▼

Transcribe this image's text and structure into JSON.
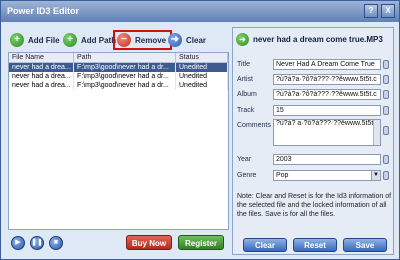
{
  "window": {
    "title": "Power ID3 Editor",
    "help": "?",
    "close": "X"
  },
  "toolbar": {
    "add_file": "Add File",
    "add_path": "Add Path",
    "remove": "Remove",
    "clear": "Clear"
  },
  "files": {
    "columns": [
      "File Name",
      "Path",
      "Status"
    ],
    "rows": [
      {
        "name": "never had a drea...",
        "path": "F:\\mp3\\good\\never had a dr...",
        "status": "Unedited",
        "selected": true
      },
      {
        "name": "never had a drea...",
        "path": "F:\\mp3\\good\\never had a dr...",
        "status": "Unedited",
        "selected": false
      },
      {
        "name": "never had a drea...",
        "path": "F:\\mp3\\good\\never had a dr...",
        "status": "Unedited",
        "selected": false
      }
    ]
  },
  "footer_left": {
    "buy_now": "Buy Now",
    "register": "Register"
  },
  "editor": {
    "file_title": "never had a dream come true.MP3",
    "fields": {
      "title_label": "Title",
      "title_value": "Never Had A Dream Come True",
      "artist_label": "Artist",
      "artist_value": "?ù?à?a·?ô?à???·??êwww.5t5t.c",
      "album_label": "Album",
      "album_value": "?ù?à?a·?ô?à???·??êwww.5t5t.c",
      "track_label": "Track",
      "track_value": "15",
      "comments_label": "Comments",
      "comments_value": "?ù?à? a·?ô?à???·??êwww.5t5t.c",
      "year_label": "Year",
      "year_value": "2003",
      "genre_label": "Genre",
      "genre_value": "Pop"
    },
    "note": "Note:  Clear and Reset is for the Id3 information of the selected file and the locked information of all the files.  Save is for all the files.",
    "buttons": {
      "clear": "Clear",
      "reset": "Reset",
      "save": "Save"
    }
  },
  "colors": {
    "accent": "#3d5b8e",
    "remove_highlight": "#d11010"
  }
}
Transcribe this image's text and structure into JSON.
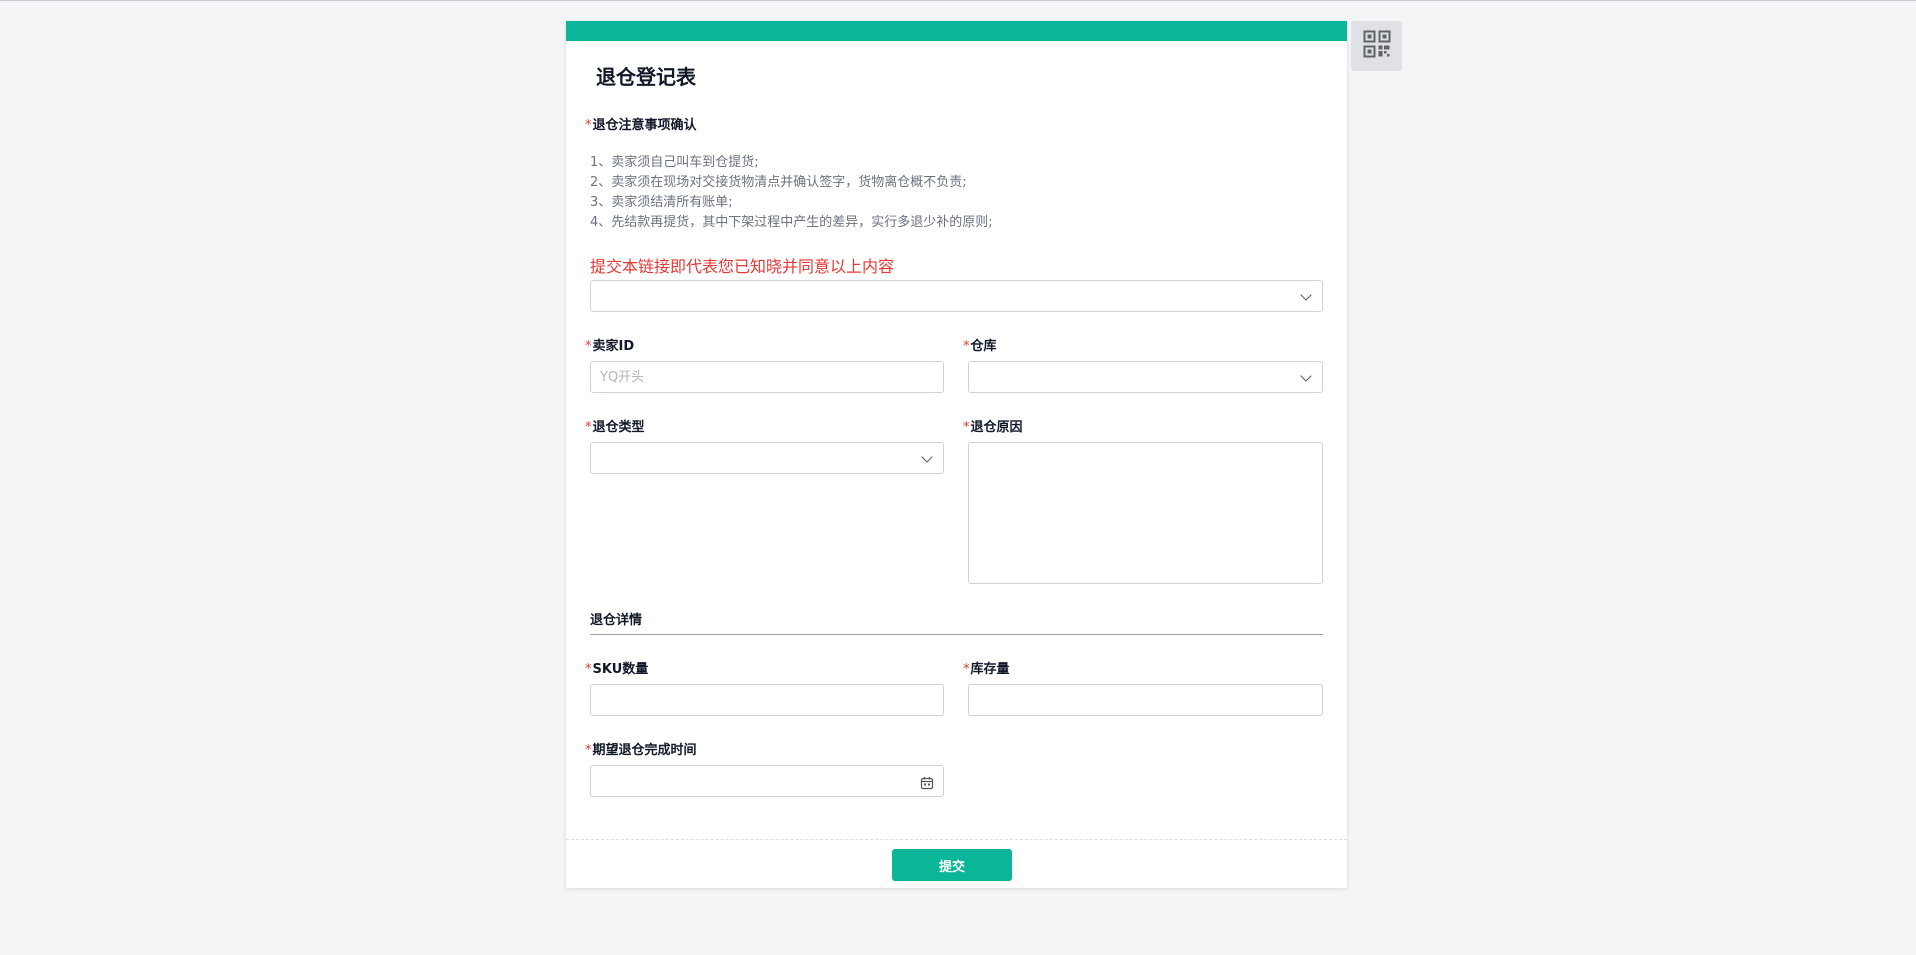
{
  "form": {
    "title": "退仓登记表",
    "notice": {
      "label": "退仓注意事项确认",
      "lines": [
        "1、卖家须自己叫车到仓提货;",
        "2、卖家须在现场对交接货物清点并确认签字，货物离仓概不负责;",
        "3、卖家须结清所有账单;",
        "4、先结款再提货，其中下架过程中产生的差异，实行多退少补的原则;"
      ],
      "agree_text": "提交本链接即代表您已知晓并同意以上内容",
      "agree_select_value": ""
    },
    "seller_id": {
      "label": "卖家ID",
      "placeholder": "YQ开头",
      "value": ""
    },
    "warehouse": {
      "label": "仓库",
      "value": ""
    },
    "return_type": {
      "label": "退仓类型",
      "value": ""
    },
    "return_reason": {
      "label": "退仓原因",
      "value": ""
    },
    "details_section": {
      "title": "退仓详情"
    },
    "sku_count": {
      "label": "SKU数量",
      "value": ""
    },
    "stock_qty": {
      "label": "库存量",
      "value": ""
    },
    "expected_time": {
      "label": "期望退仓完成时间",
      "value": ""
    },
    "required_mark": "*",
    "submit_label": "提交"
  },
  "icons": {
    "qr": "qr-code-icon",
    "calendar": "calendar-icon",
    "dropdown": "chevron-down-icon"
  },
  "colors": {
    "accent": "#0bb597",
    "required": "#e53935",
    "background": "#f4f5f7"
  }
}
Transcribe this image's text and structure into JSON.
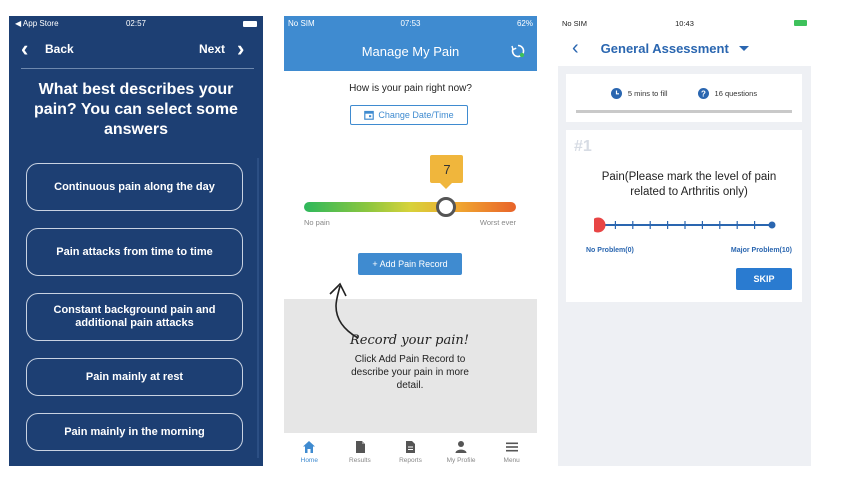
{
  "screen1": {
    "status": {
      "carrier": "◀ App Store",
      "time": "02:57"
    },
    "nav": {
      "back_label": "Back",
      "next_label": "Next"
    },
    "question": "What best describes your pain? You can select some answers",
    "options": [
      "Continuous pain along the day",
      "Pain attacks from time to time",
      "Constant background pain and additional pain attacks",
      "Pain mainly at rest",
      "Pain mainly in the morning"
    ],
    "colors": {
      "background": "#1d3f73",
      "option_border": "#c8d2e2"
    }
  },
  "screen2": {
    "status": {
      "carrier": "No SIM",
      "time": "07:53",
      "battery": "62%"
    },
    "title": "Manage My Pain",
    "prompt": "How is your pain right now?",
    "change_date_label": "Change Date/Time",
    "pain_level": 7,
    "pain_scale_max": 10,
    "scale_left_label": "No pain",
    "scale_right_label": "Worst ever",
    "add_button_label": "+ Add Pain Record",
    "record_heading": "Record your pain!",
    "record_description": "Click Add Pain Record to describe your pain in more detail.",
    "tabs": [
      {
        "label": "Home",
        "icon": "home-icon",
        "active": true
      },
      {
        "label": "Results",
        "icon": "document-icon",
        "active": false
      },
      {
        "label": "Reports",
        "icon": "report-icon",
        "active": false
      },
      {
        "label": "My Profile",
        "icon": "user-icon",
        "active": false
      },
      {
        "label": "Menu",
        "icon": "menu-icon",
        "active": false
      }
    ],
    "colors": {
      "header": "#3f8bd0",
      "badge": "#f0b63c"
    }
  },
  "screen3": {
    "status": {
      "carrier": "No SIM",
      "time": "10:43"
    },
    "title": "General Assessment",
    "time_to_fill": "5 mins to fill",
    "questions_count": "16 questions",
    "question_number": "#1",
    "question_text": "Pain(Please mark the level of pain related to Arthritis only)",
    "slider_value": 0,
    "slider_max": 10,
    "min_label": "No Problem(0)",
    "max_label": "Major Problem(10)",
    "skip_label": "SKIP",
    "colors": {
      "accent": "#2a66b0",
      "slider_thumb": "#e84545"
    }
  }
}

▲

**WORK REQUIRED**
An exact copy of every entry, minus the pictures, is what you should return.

**SOLUTION BELOW**
Transcribe this image's text and structure into JSON.
{
  "window": {
    "title": "Power ID3 Editor",
    "help": "?",
    "close": "X"
  },
  "toolbar": {
    "add_file": "Add File",
    "add_path": "Add Path",
    "remove": "Remove",
    "clear": "Clear"
  },
  "files": {
    "columns": [
      "File Name",
      "Path",
      "Status"
    ],
    "rows": [
      {
        "name": "never had a drea...",
        "path": "F:\\mp3\\good\\never had a dr...",
        "status": "Unedited",
        "selected": true
      },
      {
        "name": "never had a drea...",
        "path": "F:\\mp3\\good\\never had a dr...",
        "status": "Unedited",
        "selected": false
      },
      {
        "name": "never had a drea...",
        "path": "F:\\mp3\\good\\never had a dr...",
        "status": "Unedited",
        "selected": false
      }
    ]
  },
  "footer_left": {
    "buy_now": "Buy Now",
    "register": "Register"
  },
  "editor": {
    "file_title": "never had a dream come true.MP3",
    "fields": {
      "title_label": "Title",
      "title_value": "Never Had A Dream Come True",
      "artist_label": "Artist",
      "artist_value": "?ù?à?a·?ô?à???·??êwww.5t5t.c",
      "album_label": "Album",
      "album_value": "?ù?à?a·?ô?à???·??êwww.5t5t.c",
      "track_label": "Track",
      "track_value": "15",
      "comments_label": "Comments",
      "comments_value": "?ù?à? a·?ô?à???·??êwww.5t5t.c",
      "year_label": "Year",
      "year_value": "2003",
      "genre_label": "Genre",
      "genre_value": "Pop"
    },
    "note": "Note:  Clear and Reset is for the Id3 information of the selected file and the locked information of all the files.  Save is for all the files.",
    "buttons": {
      "clear": "Clear",
      "reset": "Reset",
      "save": "Save"
    }
  },
  "colors": {
    "accent": "#3d5b8e",
    "remove_highlight": "#d11010"
  }
}
Transcribe this image's text and structure into JSON.
{
  "form": {
    "title": "退仓登记表",
    "notice": {
      "label": "退仓注意事项确认",
      "lines": [
        "1、卖家须自己叫车到仓提货;",
        "2、卖家须在现场对交接货物清点并确认签字，货物离仓概不负责;",
        "3、卖家须结清所有账单;",
        "4、先结款再提货，其中下架过程中产生的差异，实行多退少补的原则;"
      ],
      "agree_text": "提交本链接即代表您已知晓并同意以上内容",
      "agree_select_value": ""
    },
    "seller_id": {
      "label": "卖家ID",
      "placeholder": "YQ开头",
      "value": ""
    },
    "warehouse": {
      "label": "仓库",
      "value": ""
    },
    "return_type": {
      "label": "退仓类型",
      "value": ""
    },
    "return_reason": {
      "label": "退仓原因",
      "value": ""
    },
    "details_section": {
      "title": "退仓详情"
    },
    "sku_count": {
      "label": "SKU数量",
      "value": ""
    },
    "stock_qty": {
      "label": "库存量",
      "value": ""
    },
    "expected_time": {
      "label": "期望退仓完成时间",
      "value": ""
    },
    "required_mark": "*",
    "submit_label": "提交"
  },
  "icons": {
    "qr": "qr-code-icon",
    "calendar": "calendar-icon",
    "dropdown": "chevron-down-icon"
  },
  "colors": {
    "accent": "#0bb597",
    "required": "#e53935",
    "background": "#f4f5f7"
  }
}
Transcribe this image's text and structure into JSON.
{
  "screen1": {
    "status": {
      "carrier": "◀ App Store",
      "time": "02:57"
    },
    "nav": {
      "back_label": "Back",
      "next_label": "Next"
    },
    "question": "What best describes your pain? You can select some answers",
    "options": [
      "Continuous pain along the day",
      "Pain attacks from time to time",
      "Constant background pain and additional pain attacks",
      "Pain mainly at rest",
      "Pain mainly in the morning"
    ],
    "colors": {
      "background": "#1d3f73",
      "option_border": "#c8d2e2"
    }
  },
  "screen2": {
    "status": {
      "carrier": "No SIM",
      "time": "07:53",
      "battery": "62%"
    },
    "title": "Manage My Pain",
    "prompt": "How is your pain right now?",
    "change_date_label": "Change Date/Time",
    "pain_level": 7,
    "pain_scale_max": 10,
    "scale_left_label": "No pain",
    "scale_right_label": "Worst ever",
    "add_button_label": "+ Add Pain Record",
    "record_heading": "Record your pain!",
    "record_description": "Click Add Pain Record to describe your pain in more detail.",
    "tabs": [
      {
        "label": "Home",
        "icon": "home-icon",
        "active": true
      },
      {
        "label": "Results",
        "icon": "document-icon",
        "active": false
      },
      {
        "label": "Reports",
        "icon": "report-icon",
        "active": false
      },
      {
        "label": "My Profile",
        "icon": "user-icon",
        "active": false
      },
      {
        "label": "Menu",
        "icon": "menu-icon",
        "active": false
      }
    ],
    "colors": {
      "header": "#3f8bd0",
      "badge": "#f0b63c"
    }
  },
  "screen3": {
    "status": {
      "carrier": "No SIM",
      "time": "10:43"
    },
    "title": "General Assessment",
    "time_to_fill": "5 mins to fill",
    "questions_count": "16 questions",
    "question_number": "#1",
    "question_text": "Pain(Please mark the level of pain related to Arthritis only)",
    "slider_value": 0,
    "slider_max": 10,
    "min_label": "No Problem(0)",
    "max_label": "Major Problem(10)",
    "skip_label": "SKIP",
    "colors": {
      "accent": "#2a66b0",
      "slider_thumb": "#e84545"
    }
  }
}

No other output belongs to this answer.